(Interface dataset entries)
• • • •
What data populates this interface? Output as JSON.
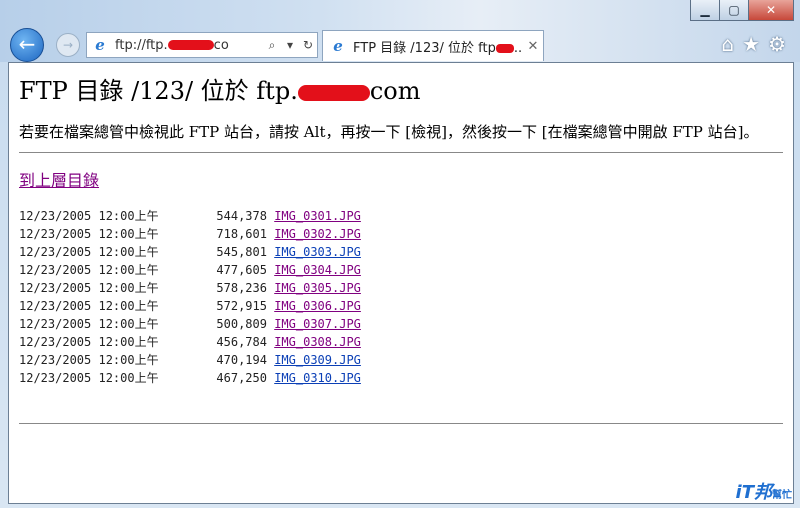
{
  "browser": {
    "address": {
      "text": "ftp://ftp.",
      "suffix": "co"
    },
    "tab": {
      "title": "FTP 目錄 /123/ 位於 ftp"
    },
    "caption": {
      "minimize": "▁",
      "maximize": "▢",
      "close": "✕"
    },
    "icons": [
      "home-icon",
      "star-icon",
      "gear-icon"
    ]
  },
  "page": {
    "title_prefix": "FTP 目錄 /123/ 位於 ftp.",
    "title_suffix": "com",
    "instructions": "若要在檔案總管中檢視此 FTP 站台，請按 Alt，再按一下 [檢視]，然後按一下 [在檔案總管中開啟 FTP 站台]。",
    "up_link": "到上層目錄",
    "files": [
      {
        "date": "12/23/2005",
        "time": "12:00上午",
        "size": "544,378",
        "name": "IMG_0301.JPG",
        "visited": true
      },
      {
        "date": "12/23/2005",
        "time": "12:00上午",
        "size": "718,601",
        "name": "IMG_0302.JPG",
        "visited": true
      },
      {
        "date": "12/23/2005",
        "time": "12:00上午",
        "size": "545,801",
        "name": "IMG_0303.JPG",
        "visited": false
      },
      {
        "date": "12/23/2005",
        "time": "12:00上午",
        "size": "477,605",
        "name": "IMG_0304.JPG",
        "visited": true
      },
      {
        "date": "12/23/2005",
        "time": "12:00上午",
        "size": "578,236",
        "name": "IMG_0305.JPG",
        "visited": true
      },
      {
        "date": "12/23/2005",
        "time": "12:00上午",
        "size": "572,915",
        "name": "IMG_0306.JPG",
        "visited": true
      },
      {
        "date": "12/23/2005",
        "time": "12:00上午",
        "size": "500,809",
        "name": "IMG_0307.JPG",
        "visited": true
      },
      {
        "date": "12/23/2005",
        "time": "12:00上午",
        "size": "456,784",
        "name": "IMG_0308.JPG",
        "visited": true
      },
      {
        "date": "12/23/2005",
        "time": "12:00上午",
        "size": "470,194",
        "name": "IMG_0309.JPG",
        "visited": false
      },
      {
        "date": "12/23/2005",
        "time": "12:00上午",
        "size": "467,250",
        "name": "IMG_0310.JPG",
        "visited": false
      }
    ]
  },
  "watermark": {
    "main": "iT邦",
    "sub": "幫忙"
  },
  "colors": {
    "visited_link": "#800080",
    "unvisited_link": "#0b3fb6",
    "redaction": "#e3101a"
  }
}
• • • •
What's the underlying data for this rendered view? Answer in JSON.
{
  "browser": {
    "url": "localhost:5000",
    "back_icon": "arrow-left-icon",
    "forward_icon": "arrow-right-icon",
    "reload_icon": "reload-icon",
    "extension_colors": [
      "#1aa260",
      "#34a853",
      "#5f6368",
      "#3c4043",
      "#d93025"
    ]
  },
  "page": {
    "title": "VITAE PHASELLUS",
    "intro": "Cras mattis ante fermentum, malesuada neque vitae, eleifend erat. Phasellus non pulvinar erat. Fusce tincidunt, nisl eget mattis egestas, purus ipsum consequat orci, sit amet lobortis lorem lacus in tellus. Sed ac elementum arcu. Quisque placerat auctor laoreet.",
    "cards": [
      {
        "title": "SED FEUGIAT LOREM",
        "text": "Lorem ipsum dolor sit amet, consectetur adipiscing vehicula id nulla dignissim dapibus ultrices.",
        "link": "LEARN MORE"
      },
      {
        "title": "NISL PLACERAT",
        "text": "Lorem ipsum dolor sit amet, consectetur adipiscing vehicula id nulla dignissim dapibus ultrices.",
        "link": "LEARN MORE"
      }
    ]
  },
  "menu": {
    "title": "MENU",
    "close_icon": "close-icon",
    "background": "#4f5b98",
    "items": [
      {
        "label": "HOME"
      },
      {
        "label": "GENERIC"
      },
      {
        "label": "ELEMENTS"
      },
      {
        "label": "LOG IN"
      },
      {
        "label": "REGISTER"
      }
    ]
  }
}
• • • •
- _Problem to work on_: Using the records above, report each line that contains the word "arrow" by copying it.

- _Output below_:
    "back_icon": "arrow-left-icon",
    "forward_icon": "arrow-right-icon",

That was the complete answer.